Uncertain times mean the risks around major fixed capital investment are increased. Therefore, taking steps to get the maximum out of your current equipment and facilities is one of the best ways to make your business more robust.

A Total Productive Maintenance (TPM) program based around improving Overall Equipment Effectiveness (OEE) is the best way to get more out of your assets without the need to invest more. When businesses honestly measure OEE, most find that it is very low. However increasing OEE from 40% to just 50% represents a 25% increase in available capacity. That can have a radical impact on your business.

Another key strategy is to make the most of your facilities. Creating a Lean layout using the Facility Layout Development Process can free up at least 30% additional space in your current facility as well as delivering higher productivity as waste of motion and transport is eliminated. This extra space can then be used as room for growth if the economy improves, or an opportunity to introduce another revenue stream if business slows.

Involve everyone in solving problems

Cost reduction programs are often driven from the top down. This usually involves reducing people and breeds fear and poor morale. When times are uncertain you need your people engaged and on your side. Harnessing ideas at every level of the business and empowering people to make improvements can help you both reduce costs and engage your people.

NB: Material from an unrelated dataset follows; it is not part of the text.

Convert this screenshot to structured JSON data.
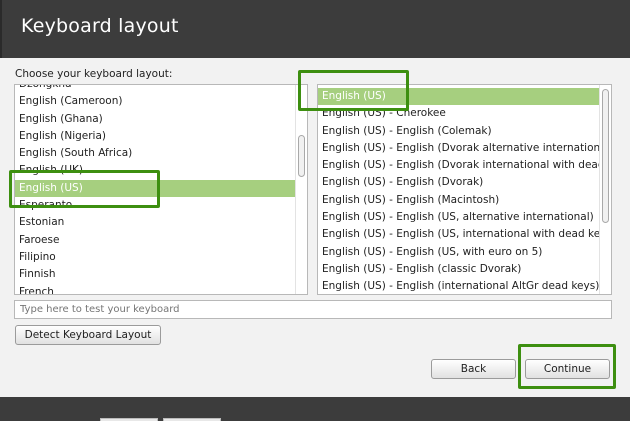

Your frontline people see how your business wastes money every day. Therefore, by getting them to share these observations and even help fix some problems themselves, you can significantly reduce costs without anyone needing to lose their job. The Lean Daily Leadership Process provides an effective framework for leaders at all levels to engage their teams in improving performance, bringing together three key elements:

  • Visual Workplace Management, with daily performance recorded by frontline leaders and displayed in the workplace, so that every team can see how they are performing every day.
  • Ten-minute daily stand-up meetings, where leaders at every level meet with their teams to briefly review daily performance, recognise success and highlight problems. The teams can then use simple problem-solving tools such as Solving Problems Every Day to find and fix the root causes of many problems themselves.
  • Daily routine tasks for leaders creates a structured menu of activities that leaders perform every day. This ensures leaders get into positive habits that support and engage their teams, prevent problems (rather than firefighting them) and drive improvement.

Implement a strategy deployment process

One of the biggest issues businesses face when economic conditions change is that they are too slow to respond. While senior leaders may see the direction the business needs to take, many lack the mechanisms to ensure that the rest of the business follows that direction. For this reason, now is a good time to establish an effective process of strategy deployment.

An effective strategy deployment process based on A3 plans enables senior leaders to set a simple and clear direction. This can then be quickly and effectively cascaded through the organisation as each business unit or function develops their own A3 plan in response to the overall strategy. An effective strategy deployment process must also incorporate a “catch ball” process so that feedback can be given up the organisational structure. The strategy can then be adjusted based on this feedback, ensuring that the strategy process is adaptive to market conditions and making sure there is complete strategic alignment through the business. Once this process is established, strategic change can be quickly communicated up and down the organisation in an effective, consistent way. This will enable your business to respond much quicker to any change in your market conditions.

Times are uncertain around the world, but “wait and see” is the worst possible strategy to respond to this uncertainty. Instead apply some Lean thinking to increase the resilience and agility of your business. That way you can face whatever conditions that emerge from these uncertain times with confidence.

Tim McLean is the Director of leading Lean consultants TXM Lean Solutions. TXM will be exhibiting at Austech 2019 at stand 505.